Young people are entering farming, as well, and many of them are women; often heading up small acreages, such as organic backyard farming and specialty crops.
Not so coincidentally, today in Mississippi, 88.4 percent of farms are “small,” or less than 500 acres, with nearly half (48.8 percent) under 100 acres (the smallest amount measured in the survey).
Some 71 percent of Mississippi farms earn less than $10,000 and 86.6 percent
make less than $49,999. Only 2.4 percent have 2,000 acres or more and only 6.3 percent make more than $500,000.
So, when politicians brag how they support farmers via subsidies or commodities, what they are telling you is that they are tied to Big Ag, not the average farmer – or majority of farmers – today.
The face of agriculture increasingly is female, or married to a small farmer, who also works off the farm to make ends meet. That’s the “family farm” today.

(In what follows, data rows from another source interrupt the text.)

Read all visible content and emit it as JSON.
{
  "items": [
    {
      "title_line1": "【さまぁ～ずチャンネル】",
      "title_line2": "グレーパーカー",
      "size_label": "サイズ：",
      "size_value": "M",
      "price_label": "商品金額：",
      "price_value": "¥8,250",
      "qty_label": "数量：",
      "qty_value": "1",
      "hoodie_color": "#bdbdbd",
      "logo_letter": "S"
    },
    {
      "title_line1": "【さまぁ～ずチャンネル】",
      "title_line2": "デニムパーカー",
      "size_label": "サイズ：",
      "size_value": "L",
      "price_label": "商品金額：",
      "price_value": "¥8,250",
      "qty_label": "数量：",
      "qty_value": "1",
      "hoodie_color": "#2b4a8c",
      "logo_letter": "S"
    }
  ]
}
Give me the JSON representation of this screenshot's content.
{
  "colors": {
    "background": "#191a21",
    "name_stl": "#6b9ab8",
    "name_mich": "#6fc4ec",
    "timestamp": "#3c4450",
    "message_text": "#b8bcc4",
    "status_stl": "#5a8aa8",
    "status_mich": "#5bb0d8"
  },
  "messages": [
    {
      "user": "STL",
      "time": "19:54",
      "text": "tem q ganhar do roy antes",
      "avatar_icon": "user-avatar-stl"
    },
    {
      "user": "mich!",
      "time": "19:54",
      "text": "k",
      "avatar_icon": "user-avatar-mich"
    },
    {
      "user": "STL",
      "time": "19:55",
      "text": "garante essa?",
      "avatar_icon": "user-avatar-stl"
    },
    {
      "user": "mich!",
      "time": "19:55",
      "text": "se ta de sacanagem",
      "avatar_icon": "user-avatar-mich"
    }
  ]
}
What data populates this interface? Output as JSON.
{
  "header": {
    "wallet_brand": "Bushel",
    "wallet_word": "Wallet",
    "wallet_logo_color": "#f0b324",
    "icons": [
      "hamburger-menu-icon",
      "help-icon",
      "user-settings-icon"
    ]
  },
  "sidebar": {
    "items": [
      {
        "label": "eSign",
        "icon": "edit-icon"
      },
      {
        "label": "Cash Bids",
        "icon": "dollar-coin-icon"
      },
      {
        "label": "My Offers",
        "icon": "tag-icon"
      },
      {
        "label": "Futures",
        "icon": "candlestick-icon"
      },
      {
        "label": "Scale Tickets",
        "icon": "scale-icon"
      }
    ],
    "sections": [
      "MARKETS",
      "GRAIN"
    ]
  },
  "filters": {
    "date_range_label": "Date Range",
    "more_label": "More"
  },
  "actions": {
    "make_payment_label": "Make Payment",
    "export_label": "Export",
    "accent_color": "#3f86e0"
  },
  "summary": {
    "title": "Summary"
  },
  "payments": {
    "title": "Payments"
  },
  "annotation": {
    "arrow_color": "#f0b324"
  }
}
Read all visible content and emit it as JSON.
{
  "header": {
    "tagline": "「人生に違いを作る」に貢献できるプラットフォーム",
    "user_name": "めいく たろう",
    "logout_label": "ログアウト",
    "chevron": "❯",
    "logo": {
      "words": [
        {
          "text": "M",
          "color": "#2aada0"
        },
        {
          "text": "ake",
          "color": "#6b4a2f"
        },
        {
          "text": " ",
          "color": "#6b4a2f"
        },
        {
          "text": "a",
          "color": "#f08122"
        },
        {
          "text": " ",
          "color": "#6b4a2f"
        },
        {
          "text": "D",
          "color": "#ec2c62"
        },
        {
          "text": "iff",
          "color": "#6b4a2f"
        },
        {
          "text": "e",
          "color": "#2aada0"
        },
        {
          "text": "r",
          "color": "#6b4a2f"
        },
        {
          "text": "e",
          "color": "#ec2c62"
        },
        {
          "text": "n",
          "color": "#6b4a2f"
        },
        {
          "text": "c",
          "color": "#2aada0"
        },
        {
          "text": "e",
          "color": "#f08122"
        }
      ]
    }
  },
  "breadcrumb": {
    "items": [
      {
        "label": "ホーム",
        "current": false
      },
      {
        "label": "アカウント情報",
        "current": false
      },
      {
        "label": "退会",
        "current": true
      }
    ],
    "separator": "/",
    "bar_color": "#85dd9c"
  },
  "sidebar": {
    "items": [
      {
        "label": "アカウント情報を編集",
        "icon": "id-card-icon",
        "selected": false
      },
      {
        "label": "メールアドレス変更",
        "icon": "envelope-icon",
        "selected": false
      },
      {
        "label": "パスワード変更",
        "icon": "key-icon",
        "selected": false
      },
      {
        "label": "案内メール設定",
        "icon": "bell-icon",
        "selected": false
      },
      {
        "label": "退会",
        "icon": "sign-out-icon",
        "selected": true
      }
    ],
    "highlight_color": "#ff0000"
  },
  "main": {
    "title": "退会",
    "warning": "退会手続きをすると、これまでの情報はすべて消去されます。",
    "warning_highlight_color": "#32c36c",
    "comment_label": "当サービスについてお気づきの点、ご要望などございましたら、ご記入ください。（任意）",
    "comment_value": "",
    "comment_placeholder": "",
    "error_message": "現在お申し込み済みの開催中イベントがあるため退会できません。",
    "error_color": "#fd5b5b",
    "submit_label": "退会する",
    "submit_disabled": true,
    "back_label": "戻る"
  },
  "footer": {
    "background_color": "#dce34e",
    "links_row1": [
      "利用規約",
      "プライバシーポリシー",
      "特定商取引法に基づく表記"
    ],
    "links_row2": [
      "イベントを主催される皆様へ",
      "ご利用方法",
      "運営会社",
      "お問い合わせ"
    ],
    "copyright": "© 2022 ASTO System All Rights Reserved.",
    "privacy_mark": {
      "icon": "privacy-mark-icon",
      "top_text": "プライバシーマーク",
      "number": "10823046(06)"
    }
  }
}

That’s who our politicians ought to be addressing. If average farmers ever realized they were in the majority, the Farm Bill would be an entirely different document, focused on nutritious food (organic!), with clear labels (warning of genetically modified ingredients) and not tailored for corporations.

Jim PathFinder Ewing is a journalist, author, writer, editor, organic farmer and blogger. His latest book titled Conscious Food: Sustainable Growing, Spiritual Eating (Findhorn Press) is in bookstores now. Find Jim on Facebook: http://bit.ly/cuxUdc or follow him @edibleprayers or @organicwriter or visit blueskywaters.com.